Near the end of May, we took a (very) belabored subway trip to the Fisher Landau Center for Art in Queens to see the 2009 M.F.A. Thesis Exhibition for Columbia University. According to the literature available as you enter into the former parachute harness factory (past the sheep), the museum is “devoted to the exhibition and study of the contemporary art collection of Emily Fisher Landau,” a collection that is in fact not kidding around, featuring “key works” by such artists as Matthew Barney, Jasper Johns, and Andy Warhol. She would also like you to be aware that she’s no joke as you enter, where on the far wall from the front desk hangs “Portrait of Emily Fisher Landau,” a 1984 acrylic and silkscreen work on canvas by Mr. Warhol.
Notwithstanding a tiny bit of pomp, the space is very large and does house a varied and interesting collection of more contemporary and recent art. And of course, for most of May it was also home to the Columbia 2009 M.F.A. Thesis Exhibition, which spanned the first three floors of the Center:

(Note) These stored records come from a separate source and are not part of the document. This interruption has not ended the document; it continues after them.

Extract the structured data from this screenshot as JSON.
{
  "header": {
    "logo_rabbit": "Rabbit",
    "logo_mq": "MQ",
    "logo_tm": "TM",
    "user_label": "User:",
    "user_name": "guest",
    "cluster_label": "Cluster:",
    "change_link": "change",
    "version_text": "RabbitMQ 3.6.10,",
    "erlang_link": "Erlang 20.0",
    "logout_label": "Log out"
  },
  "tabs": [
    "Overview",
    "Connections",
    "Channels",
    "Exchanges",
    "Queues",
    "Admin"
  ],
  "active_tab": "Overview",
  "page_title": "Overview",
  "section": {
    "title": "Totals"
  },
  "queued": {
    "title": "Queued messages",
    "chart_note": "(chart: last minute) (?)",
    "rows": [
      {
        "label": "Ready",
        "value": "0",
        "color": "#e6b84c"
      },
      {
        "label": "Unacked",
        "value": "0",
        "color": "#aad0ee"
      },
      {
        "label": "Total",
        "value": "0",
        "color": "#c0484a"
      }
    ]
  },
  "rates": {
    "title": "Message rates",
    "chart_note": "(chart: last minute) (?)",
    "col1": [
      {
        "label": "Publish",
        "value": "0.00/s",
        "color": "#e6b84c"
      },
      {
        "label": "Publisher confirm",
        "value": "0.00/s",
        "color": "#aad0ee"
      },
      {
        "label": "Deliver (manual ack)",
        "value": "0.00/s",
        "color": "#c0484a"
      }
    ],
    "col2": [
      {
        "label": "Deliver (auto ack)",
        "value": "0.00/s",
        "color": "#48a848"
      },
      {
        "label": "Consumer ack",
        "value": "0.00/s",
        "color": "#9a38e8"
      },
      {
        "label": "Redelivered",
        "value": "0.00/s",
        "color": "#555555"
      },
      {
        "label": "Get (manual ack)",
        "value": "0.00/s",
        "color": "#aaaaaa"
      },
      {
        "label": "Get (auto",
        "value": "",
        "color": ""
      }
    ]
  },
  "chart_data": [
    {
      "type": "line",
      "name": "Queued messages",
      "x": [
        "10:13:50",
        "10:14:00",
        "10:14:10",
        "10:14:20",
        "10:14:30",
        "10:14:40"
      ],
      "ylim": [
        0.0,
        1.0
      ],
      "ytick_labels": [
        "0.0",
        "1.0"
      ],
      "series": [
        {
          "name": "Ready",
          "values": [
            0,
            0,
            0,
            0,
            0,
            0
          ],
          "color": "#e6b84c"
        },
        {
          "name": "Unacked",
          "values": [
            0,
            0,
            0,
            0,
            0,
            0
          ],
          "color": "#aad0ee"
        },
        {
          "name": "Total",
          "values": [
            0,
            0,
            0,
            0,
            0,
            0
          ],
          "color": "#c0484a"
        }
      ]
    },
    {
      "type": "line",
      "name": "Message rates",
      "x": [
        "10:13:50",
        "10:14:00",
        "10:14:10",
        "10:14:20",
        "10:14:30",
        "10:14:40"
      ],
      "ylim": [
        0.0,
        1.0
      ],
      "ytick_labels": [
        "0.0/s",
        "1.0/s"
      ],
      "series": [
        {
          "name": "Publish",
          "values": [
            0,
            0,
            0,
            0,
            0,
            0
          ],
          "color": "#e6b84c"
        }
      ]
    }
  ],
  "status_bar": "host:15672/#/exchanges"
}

To start off with a disclaimer: as we arrived they had run out of the “map” indicating which artist had made what, so forgive the lack of specificity from the outset please.
The show, curated by Regine Basha and featuring works from 26 M.F.A. students, surprised me most in the students’ heavy focus on mixed-media installations and huge video works, such as these:
There were also some more bizarre, conceptual works such as the layers upon layers of images on photopaper that had been meticulously carved so that the varied appearance of the underlying layers in the cut-out areas combined in such a way as to evoke geographical relief maps of mountains or something similar. Or this:
But of course a number of the artists presented works in traditional media such as oil on canvas, or worked within those boundaries of frame and canvas in new ways, such as incorporating a sort of air-brush aesthetic/graffiti feel:
Finally, I have to give a big shoutout to my girl Zoe Nelson (whose work I did NOT need the “map” to find), who contributed three large canvases of vibrant color and compositional elegance:
Hopefully we’ll be seeing big things from Zoe and all the others in the future. And here’s some further information on the center in case you ever find yourself in Long Island City (is that possible?) looking for a contemporary art fix:
Fisher Landau Center for Art
38-27 30th Street
Long Island City, NY 11101
Open Thursday-Monday from 12-5 PM